Science is full of observable facts. Fact, when I drop a hammer off the top of the Shard, it’s going to fall to the ground. It doesn’t matter if I drop it or Brian Cox drops it (either Brian Cox) or Boris drops it, it’s going to fall. There is a scientific law written about this. The law of gravity, that was one of Newton’s. And a law of science is an the ultimate truth, right?
No, not really scientific theories are not an ‘ultimate truths’. All a scientific law (or really a natural law) states is that there has never been an instance where anyone has observed anything different – not that the law is irrefutable and nothing new will ever happen. Scientific facts are observables. In principle, though admittedly not always in practice, it doesn’t matter who does the experiment or makes the measurements, observable facts are observable facts. The problem usually comes in how this evidence is interpreted.
I am an experimental scientist. I measure things. I come to conclusions about what the observables in my experiments mean. I come up with hypotheses, theories and then devise other experiments to try and test these hypotheses. In the somewhat turgid language of the ‘scientific method’, evidence is used to support or refute my hypothesis. If you peruse the scientific literature, it is full of hypotheses which are consistent with a set of data. Observable facts. Theoretical science predicts new things that might be observed but still remain grounded in observable factual evidence. This is the great thing about Higgs. He came up with the Higgs Boson, or rather the facts led him to predict this boson because it fit with the ‘standard model’ of particle physics (apologies to my theoretical physicist friends for the over simplification). This is the point of science, it isn’t about disconnected facts that we create theories about, it is about incorporating those facts into an informed evidence-based framework. This is how modern science works.

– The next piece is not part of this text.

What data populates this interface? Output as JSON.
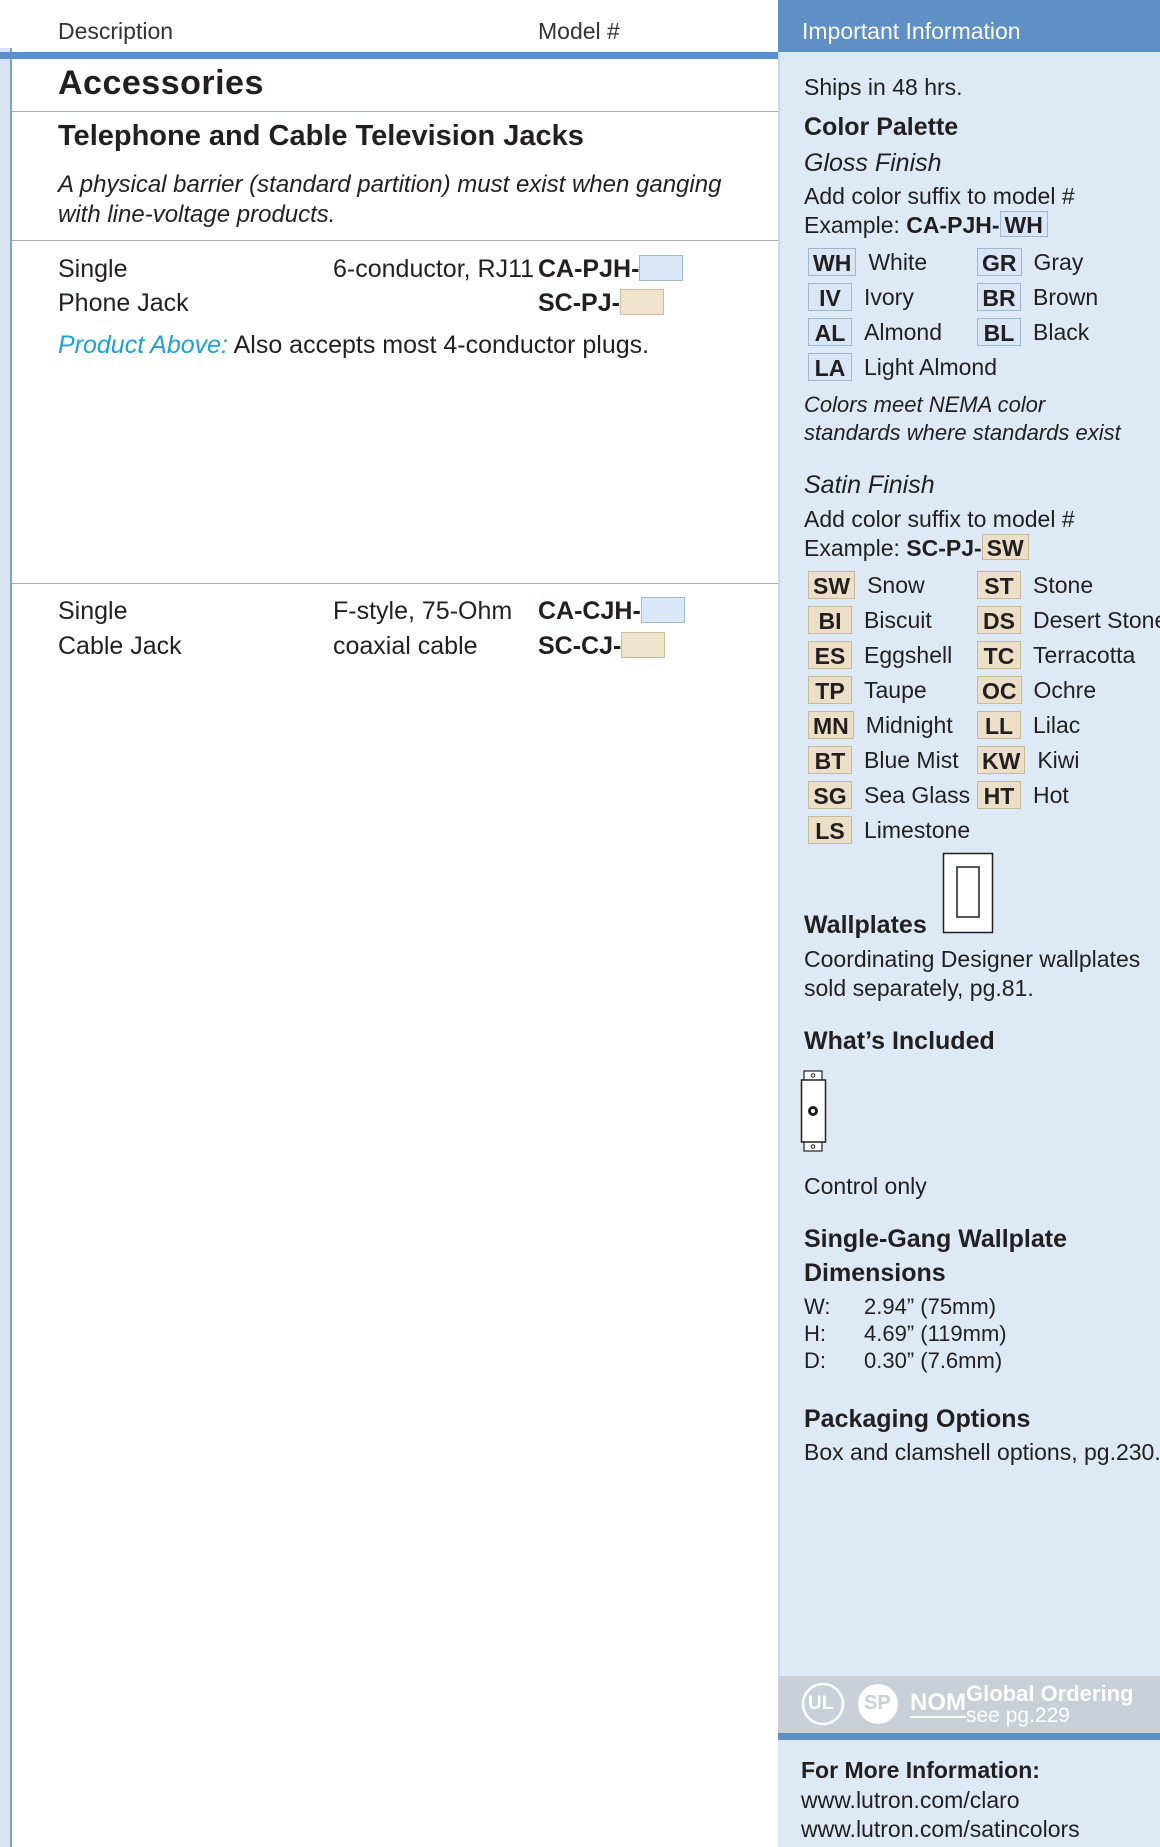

The problems usually lie in the interpretation part. This is true of science, as it is of all evidence-based methods. Our theories may fit all of the available evidence we have at the time – but they may not be a ‘truth’ per se, in the sense that many folks think of ‘truth’. They may in fact turn out to be incorrect, with new observables – many scientific theories are proven to be incorrect.
Richard Dawkins theory of the ‘selfish gene’ is a good example. Dawkins uses bits of evidence to support his idea of how evolution works through genetics – the selfish gene is his hypotheses for the mechanism of evolution. There is no definitive proof of a selfish gene currently and it is hard to think of an experiment by which this theory could be tested. Even so, Dawkins may well be right, but he may not be either. Much of the same evidence used in his book The Selfish Gene can also be and has been used to support different theories about the mechanism evolution.
There is a current trend for evidence-based policy, which overall is a good thing, in the context of separating “my pyschic says this is true” vs. “I have data that show that….”
But you have to be careful with evidence. Evidence can lead to all sorts of different theories and conclusions and when it comes to policy even more so. To put policy in the language of science, it is a very complex dynamic system. These kinds of systems are the most difficult to investigate. This is why psychology is such a difficult science, there are so many possibles and factors that effect obsevables and by extension theories of what is happening. Not to mention the evidence is ever-changing, which means the observables can lead to a myriad of different theories.
The same is true of evidence-based policy. It is not a straight-forward game. It is not as simple, usually, as I observe this, therefore we should do that. Usually the evidence is complex and difficult to interpret so while I fully support using evidence in government decisions I think we always have to think long and hard about what the evidence is really telling us.